COLUMBUS, Ohio (AP) - The state on Monday applied for more than $34 million in federal money to help Ohio prepare for bioterrorism and other public health emergencies.

Much of the money goes to help local health boards, hospitals and other groups plan for the possibility of a bioterrorist attack and other health emergencies.

"Just like politics, all disasters are local as well," said Steve Wagner, the Department of Health's chief of environmental health and the coordinator of Ohio's bioterrorism grant.

The federal government announced in February that states and cities are getting more than $1 billion in federal money to help their health officials prepare for bioterrorism, as well as less exotic epidemics or disasters.
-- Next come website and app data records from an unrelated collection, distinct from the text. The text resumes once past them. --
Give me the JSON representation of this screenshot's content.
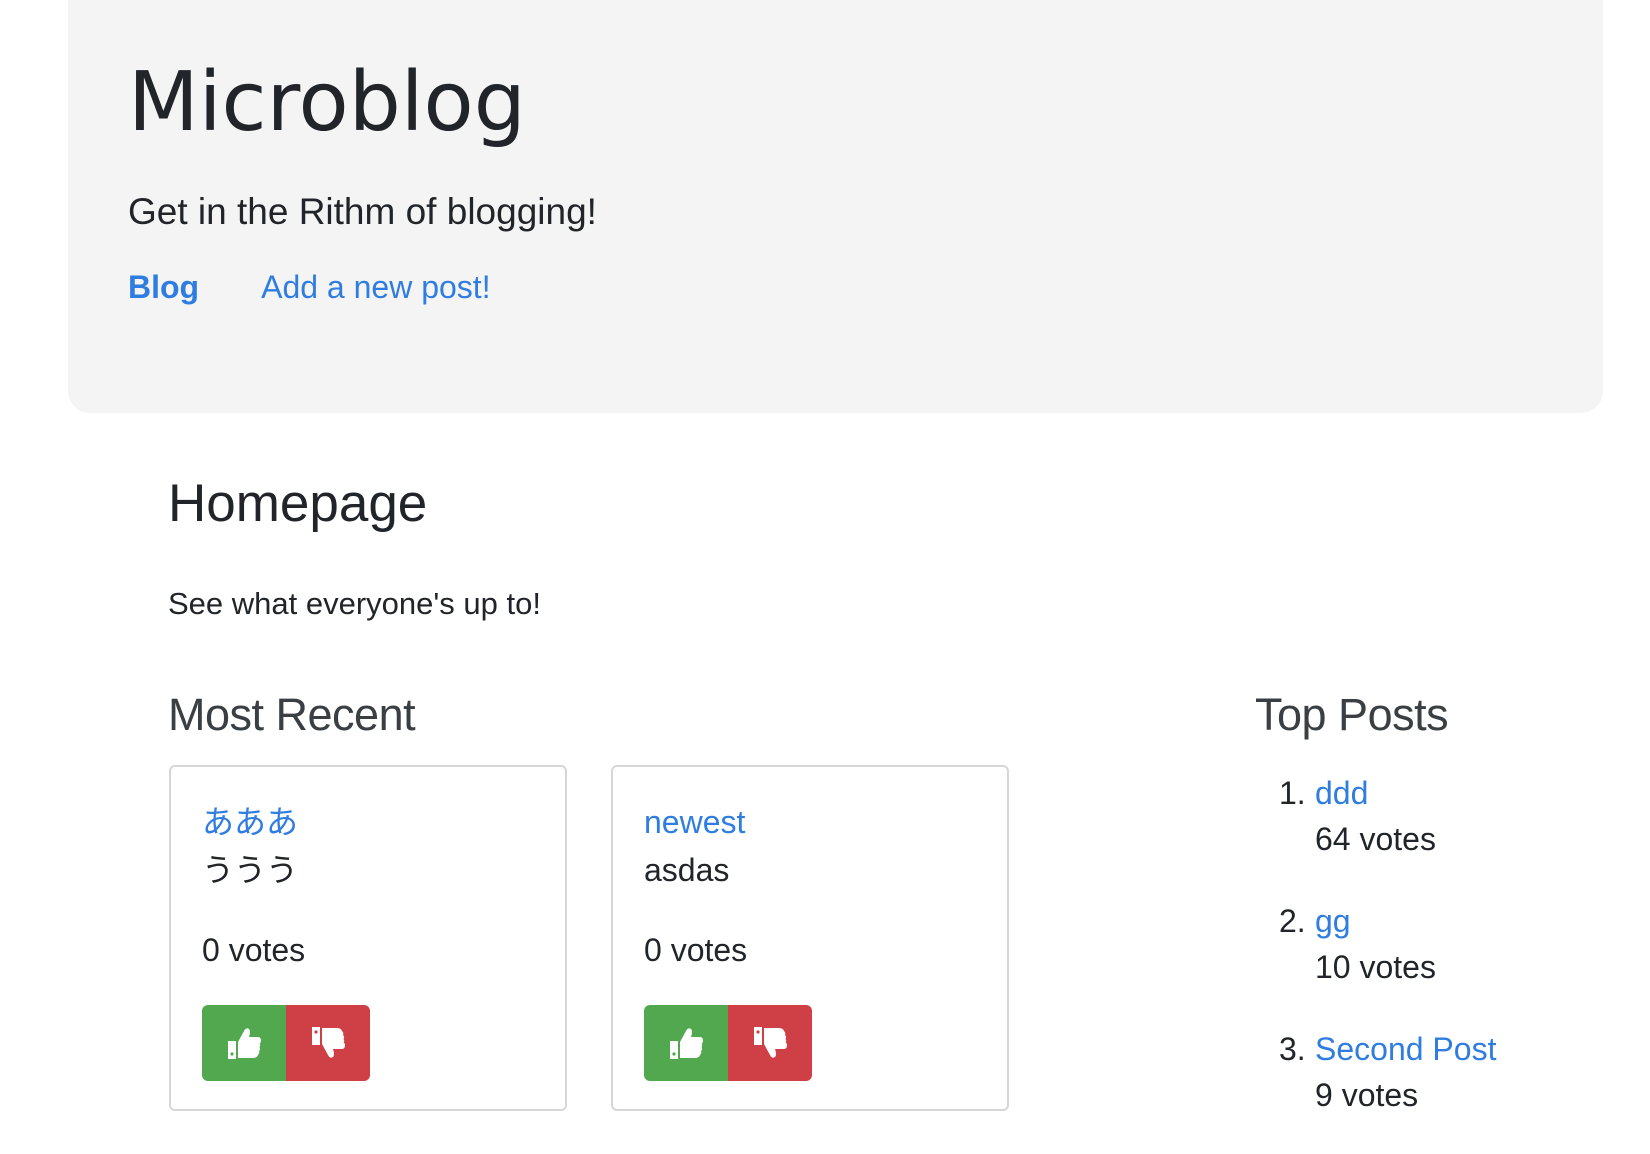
{
  "header": {
    "title": "Microblog",
    "tagline": "Get in the Rithm of blogging!",
    "nav": [
      {
        "label": "Blog",
        "active": true
      },
      {
        "label": "Add a new post!",
        "active": false
      }
    ]
  },
  "main": {
    "heading": "Homepage",
    "intro": "See what everyone's up to!",
    "recent_heading": "Most Recent",
    "top_heading": "Top Posts"
  },
  "recent_posts": [
    {
      "title": "あああ",
      "body": "ううう",
      "votes": "0 votes"
    },
    {
      "title": "newest",
      "body": "asdas",
      "votes": "0 votes"
    }
  ],
  "top_posts": [
    {
      "rank": "1.",
      "title": "ddd",
      "votes": "64 votes"
    },
    {
      "rank": "2.",
      "title": "gg",
      "votes": "10 votes"
    },
    {
      "rank": "3.",
      "title": "Second Post",
      "votes": "9 votes"
    }
  ],
  "icons": {
    "upvote": "thumbs-up-icon",
    "downvote": "thumbs-down-icon"
  },
  "colors": {
    "link": "#2f7de1",
    "upvote": "#51a84f",
    "downvote": "#cf3f46",
    "jumbotron": "#f4f4f4"
  }
}
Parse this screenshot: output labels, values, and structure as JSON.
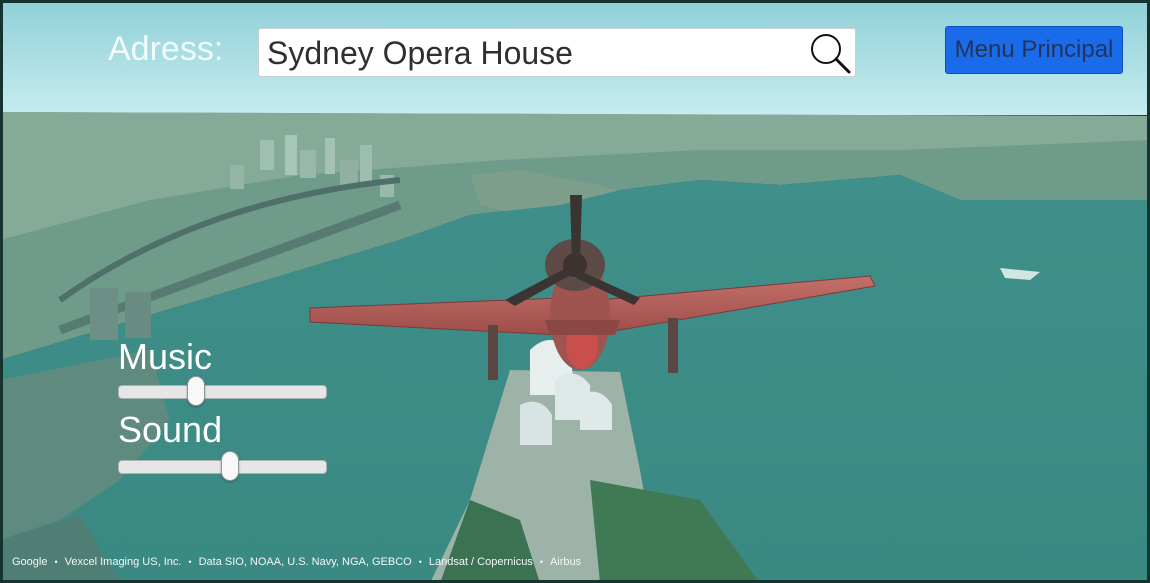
{
  "header": {
    "address_label": "Adress:",
    "address_value": "Sydney Opera House",
    "search_icon": "magnifier-icon",
    "menu_label": "Menu Principal"
  },
  "audio": {
    "music": {
      "label": "Music",
      "level": 0.36
    },
    "sound": {
      "label": "Sound",
      "level": 0.54
    }
  },
  "attribution": [
    "Google",
    "Vexcel Imaging US, Inc.",
    "Data SIO, NOAA, U.S. Navy, NGA, GEBCO",
    "Landsat / Copernicus",
    "Airbus"
  ],
  "colors": {
    "menu_button": "#1a6be9",
    "water_tint": "#3f8f8a",
    "airplane": "#b85a55"
  }
}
Although Ohio must submit a grant application, the state is guaranteed to receive the money, said Health Department Director Nick Baird.

Of the $34 million, about $14 million goes directly to local agencies and hospitals. Another $14.1 million is a combination of local, regional and state funding.

Ohio plans to use the money for planning, surveillance, education and training.

For example, the department will use about $235,000 to develop a stockpile of drugs including antidotes for nerve gas, antibiotics and other medications.

The department will also use about $3 million to expand its electronic database of diseases as an early warning system against outbreaks.

(Copyright 2002 by The Associated Press. All Rights Reserved.)